I grew up in a small town and quickly tired of small town gossip, because it was hardly ever accurate and caused a great deal of unnecessary drama. It was quite reminiscent of the game we played in kindergarten where you whispered something in someone's ear, and you couldn't repeat it. They turned and whispered what they thought they heard you say into the next person's ear until it went all the way around the room. In the end the first person would stand up and say, "I said Sally has red shoes." The last person would stand up and say, "I heard - Jimmy is in love with Mary Lou." Everyone would laugh and shake their heads. I don't think we caught what the teacher was trying to teach us. The point was, if you listened and repeated the story you thought you heard, you would miss the message entirely. And perhaps, you might want to go to the source and verify the story before passing it on, but that wouldn't be any fun right?

Several years ago Pop worked construction and a c-clamp broke holding a cable on a huge piece of equipment a crane was lifting. The broken pieces of c-clamp hit Pop across the bridge of his nose breaking his nose and bruising his face so badly his eyes were swollen shut. His crew brought him home late on a Thursday night. He couldn't see a thing from the swelling and his face was black and blue. We lead him around the house by his hand and helped him get a shower and to bed. The next day, I knew he was going to need some help, so I skipped school and played personal assistant. I completed expense reports and placed his hand where he needed to sign, wrote his weekly report which he dictated, and generally did anything that he couldn't. He needed to go to the bank and deposit his paycheck, so I drove him to the bank and guided him to the teller line. One of the Vice Presidents of the bank was walking through the lobby, saw his swollen face and quickly came over to see him.

"Dick, what happened to your face?", the banker asked.

"My wife,my firewood, my business", Pop replied with a straight face.

The banker scurried off to his office.

Pop turned to me a quietly said, "I bet that stirs up the local gossip hot line."

When we drove up to the house, my Mom came running out the door and to the pickup where we were getting out.

"What did you say at the bank?", she screamed.

We both began laughing hysterically at how fast the rumor had circled town and had already gotten back to Mom.

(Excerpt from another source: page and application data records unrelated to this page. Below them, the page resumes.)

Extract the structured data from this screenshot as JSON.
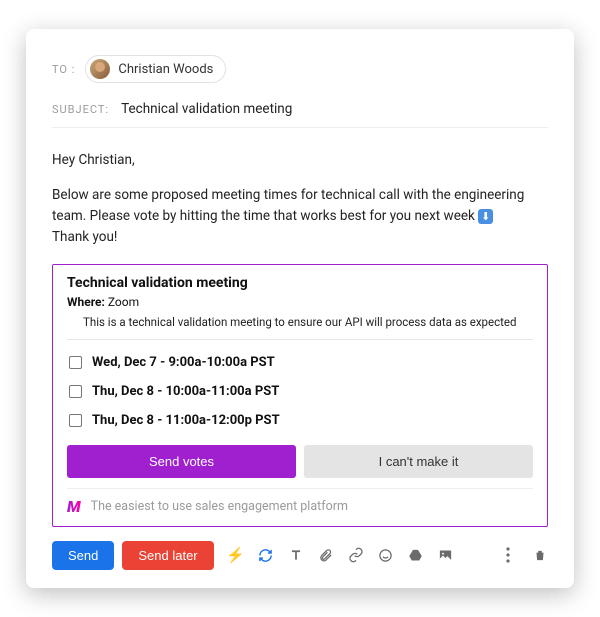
{
  "header": {
    "to_label": "TO :",
    "recipient": "Christian Woods",
    "subject_label": "SUBJECT:",
    "subject": "Technical validation meeting"
  },
  "body": {
    "greeting": "Hey Christian,",
    "paragraph": "Below are some proposed meeting times for technical call with the engineering team.  Please vote by hitting the time that works best for you next week ",
    "thanks": "Thank you!"
  },
  "poll": {
    "title": "Technical validation meeting",
    "where_label": "Where:",
    "where_value": "Zoom",
    "description": "This is a technical validation meeting to ensure our API will process data as expected",
    "options": [
      "Wed, Dec 7 - 9:00a-10:00a PST",
      "Thu, Dec 8 - 10:00a-11:00a PST",
      "Thu, Dec 8 - 11:00a-12:00p PST"
    ],
    "vote_button": "Send votes",
    "cant_button": "I can't make it",
    "footer_tagline": "The easiest to use sales engagement platform"
  },
  "toolbar": {
    "send": "Send",
    "send_later": "Send later"
  }
}
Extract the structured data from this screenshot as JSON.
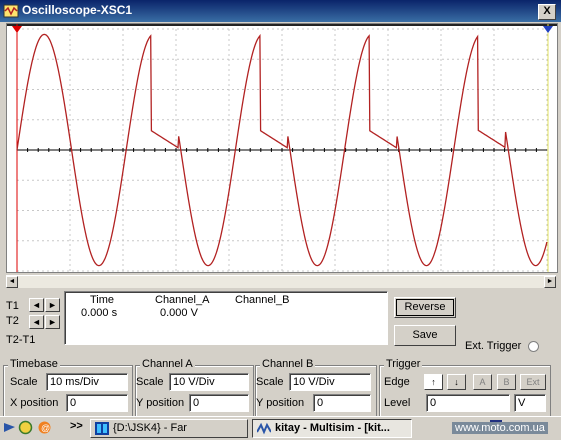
{
  "window": {
    "title": "Oscilloscope-XSC1",
    "close_label": "X"
  },
  "cursors": {
    "t1": "T1",
    "t2": "T2",
    "t2_t1": "T2-T1"
  },
  "readout": {
    "headers": [
      "Time",
      "Channel_A",
      "Channel_B"
    ],
    "time": "0.000 s",
    "channel_a": "0.000 V"
  },
  "buttons": {
    "reverse": "Reverse",
    "save": "Save",
    "ext_trigger": "Ext. Trigger"
  },
  "timebase": {
    "title": "Timebase",
    "scale_label": "Scale",
    "scale": "10 ms/Div",
    "xpos_label": "X position",
    "xpos": "0"
  },
  "channel_a": {
    "title": "Channel A",
    "scale_label": "Scale",
    "scale": "10  V/Div",
    "ypos_label": "Y position",
    "ypos": "0"
  },
  "channel_b": {
    "title": "Channel B",
    "scale_label": "Scale",
    "scale": "10  V/Div",
    "ypos_label": "Y position",
    "ypos": "0"
  },
  "trigger": {
    "title": "Trigger",
    "edge_label": "Edge",
    "level_label": "Level",
    "level": "0",
    "unit": "V",
    "buttons": [
      "A",
      "B",
      "Ext"
    ]
  },
  "taskbar": {
    "quicklaunch": ">>",
    "task1": "{D:\\JSK4} - Far",
    "task2": "kitay - Multisim - [kit...",
    "watermark": "www.moto.com.ua"
  },
  "colors": {
    "trace": "#b22222",
    "grid": "#c8c8c8",
    "title_bar": "#0a246a"
  }
}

Well 50 years later, social media and 24 hour news channels eager to have breaking news to share has turned the world into a small town eager to pass the garbled message someone thought they hard. My question is this:

"What good does it do to worry about what someone said on Twitter. Why worry about things you can't do anything about?"

We're not going to force a president or a congress member to resign, because we are appalled by their comments posted on social media or in the news. And we're not going to change a foreign leader's itch for a nuclear missile button.  So, why don't we utilize our energy and efforts for something we can change like the lives of those around us who are hurting, hungry, or homeless? We can't change the world, but we can change things in our corner of the world. Why don't we try to spread a little love and grace to those around us and hope that it will multiply?

Let's quit worrying with what someone said on social media and start worrying with what we say and do with those around us.

-Allen